The Weekender, April 21, 2017
1) “For 18 years, I thought she was stealing my identity. Until I found her ” (The Guardian, 16 minutes, April 2017). At least a half-dozen readers suggested this one — it’s that good.
The clerk said that I’d have to go the department of motor vehicles (DMV). So, slightly humiliated, I called Gramma from the payphone to pick us up.
At the DMV the next week, I was told that I’d gotten a ticket for driving down 138th Street in the Bronx with a busted headlight. “That can’t be,” I said. “I’ve never even driven down that street.”
They showed me a copy of the ticket. It was made out to Lisa Selin Davis. But the address wasn’t mine. The car wasn’t mine. And the neat, bubbly signature on the bottom – Lisa Davis, in cursive – wasn’t my all-caps scrawl. It must be identity theft, I thought.
[ . . . ]
Finally, the DMV told me that I wasn’t the victim of identity theft; there was simply another Lisa S Davis with the same birthday in New York City. Our records were crossed. When cops run a license, they don’t check the person’s address, signature, or social security numbers. They check the name and the birthday, and both the other Lisa S Davis’s and mine were the same. We were, in the eyes of the law, one person, caught in a perfect storm of DMV and NYPD idiocy.
2) Support Now I Know: Last week, I asked you to consider supporting Now I Know on Patreon in hopes of hitting 400 supporters. Well, THANK YOU! I hit the milestone over the last week, and with your help, Now I Know is becoming increasingly sustainable.
3) The Now I Know Week in Review:
- Monday: Grand Theft Auto, Pyongyang — North Korea has a lot of Volvos. Here’s why Sweden isn’t happy about that.
- Tuesday: A Sparkly Way to Solve a Crime — why crime scene investigators keep an eye out for glitter.

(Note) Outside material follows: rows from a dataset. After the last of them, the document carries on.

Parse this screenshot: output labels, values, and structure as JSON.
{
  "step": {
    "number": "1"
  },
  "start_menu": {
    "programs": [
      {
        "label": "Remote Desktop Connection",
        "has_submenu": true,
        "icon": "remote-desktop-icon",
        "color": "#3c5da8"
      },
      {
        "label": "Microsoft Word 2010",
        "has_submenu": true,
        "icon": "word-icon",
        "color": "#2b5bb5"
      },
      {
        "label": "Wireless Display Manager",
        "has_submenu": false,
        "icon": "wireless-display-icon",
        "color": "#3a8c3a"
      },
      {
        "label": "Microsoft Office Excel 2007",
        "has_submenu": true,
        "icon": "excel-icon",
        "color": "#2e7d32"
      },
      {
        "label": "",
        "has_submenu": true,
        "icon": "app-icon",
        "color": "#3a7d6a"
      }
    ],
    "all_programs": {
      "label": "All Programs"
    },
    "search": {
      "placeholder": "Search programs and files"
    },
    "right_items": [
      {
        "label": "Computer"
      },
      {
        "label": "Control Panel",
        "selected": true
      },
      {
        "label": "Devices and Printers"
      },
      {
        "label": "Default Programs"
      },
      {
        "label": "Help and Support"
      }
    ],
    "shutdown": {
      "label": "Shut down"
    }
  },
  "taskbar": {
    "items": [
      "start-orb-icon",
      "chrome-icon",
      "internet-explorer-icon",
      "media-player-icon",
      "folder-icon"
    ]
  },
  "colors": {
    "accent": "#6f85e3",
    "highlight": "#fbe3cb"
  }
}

- Wednesday: Bad-Minton — the very weird story of the Olympic matches no one wanted to win.
- Thursday: The Nose Knows — Disney’s smell-centric marketing scheme.
And a bonus item: Classifried — how the CIA celebrated Earth Day.
4) “This Lawsuit Goes to 11” (Bloomberg Businessweek, 14 minutes, April 2017). I usually save the last slot for the sports/entertainment stories but this one combines one of my favorite movies, This is Spinal Tap, with one of the worst features of the movie industry, “Hollywood accounting.”
It’s hard to think of another movie from the past 50 years that’s had a bigger impact on modern comedy. Spinal Tap pioneered a mock-doc genre that’s influenced everything from the long run of improvisational films directed by Guest (Waiting for Guffman and Best in Show among them) to docu-styled sitcoms such as The Office and Modern Family. This made it all the more surprising when, about four years ago, Shearer became the first of his fake bandmates to learn lesson No. 2 in Hollywood: No matter how well your movie does, there’s no such thing as net profit.
5) “The Dark Secret at the Heart of AI” (Technology Review, 14 minutes, April 2017). The subhead: “No one really knows how the most advanced algorithms do what they do. That could be a problem.”
Last year, a strange self-driving car was released onto the quiet roads of Monmouth County, New Jersey. The experimental vehicle, developed by researchers at the chip maker Nvidia, didn’t look different from other autonomous cars, but it was unlike anything demonstrated by Google, Tesla, or General Motors, and it showed the rising power of artificial intelligence. The car didn’t follow a single instruction provided by an engineer or programmer. Instead, it relied entirely on an algorithm that had taught itself to drive by watching a human do it.
Getting a car to drive this way was an impressive feat. But it’s also a bit unsettling, since it isn’t completely clear how the car makes its decisions. Information from the vehicle’s sensors goes straight into a huge network of artificial neurons that process the data and then deliver the commands required to operate the steering wheel, the brakes, and other systems. The result seems to match the responses you’d expect from a human driver. But what if one day it did something unexpected—crashed into a tree, or sat at a green light? As things stand now, it might be difficult to find out why. The system is so complicated that even the engineers who designed it may struggle to isolate the reason for any single action. And you can’t ask it: there is no obvious way to design such a system so that it could always explain why it did what it did.
6) “How Google eats a business whole” (The Outline, 11 minutes, April 2017). In 2008, a guy who wanted to create a somewhat authoritative website cataloging the net worth of famous people created CelebrityNetWorth.com. A few year later, Google changed how it displays information, effectively killing the website while giving worse information. This is that story.
Have a great weekend!